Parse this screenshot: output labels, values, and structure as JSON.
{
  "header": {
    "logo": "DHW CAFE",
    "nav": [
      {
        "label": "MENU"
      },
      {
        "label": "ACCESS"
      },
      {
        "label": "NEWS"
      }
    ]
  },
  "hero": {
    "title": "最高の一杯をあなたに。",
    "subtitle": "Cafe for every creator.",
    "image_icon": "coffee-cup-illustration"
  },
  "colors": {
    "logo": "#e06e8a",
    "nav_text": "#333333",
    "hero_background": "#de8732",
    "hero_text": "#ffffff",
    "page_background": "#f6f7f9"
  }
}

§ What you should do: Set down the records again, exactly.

§ Your response:
Parse this screenshot: output labels, values, and structure as JSON.
{
  "header": {
    "logo": "DHW CAFE",
    "nav": [
      {
        "label": "MENU"
      },
      {
        "label": "ACCESS"
      },
      {
        "label": "NEWS"
      }
    ]
  },
  "hero": {
    "title": "最高の一杯をあなたに。",
    "subtitle": "Cafe for every creator.",
    "image_icon": "coffee-cup-illustration"
  },
  "colors": {
    "logo": "#e06e8a",
    "nav_text": "#333333",
    "hero_background": "#de8732",
    "hero_text": "#ffffff",
    "page_background": "#f6f7f9"
  }
}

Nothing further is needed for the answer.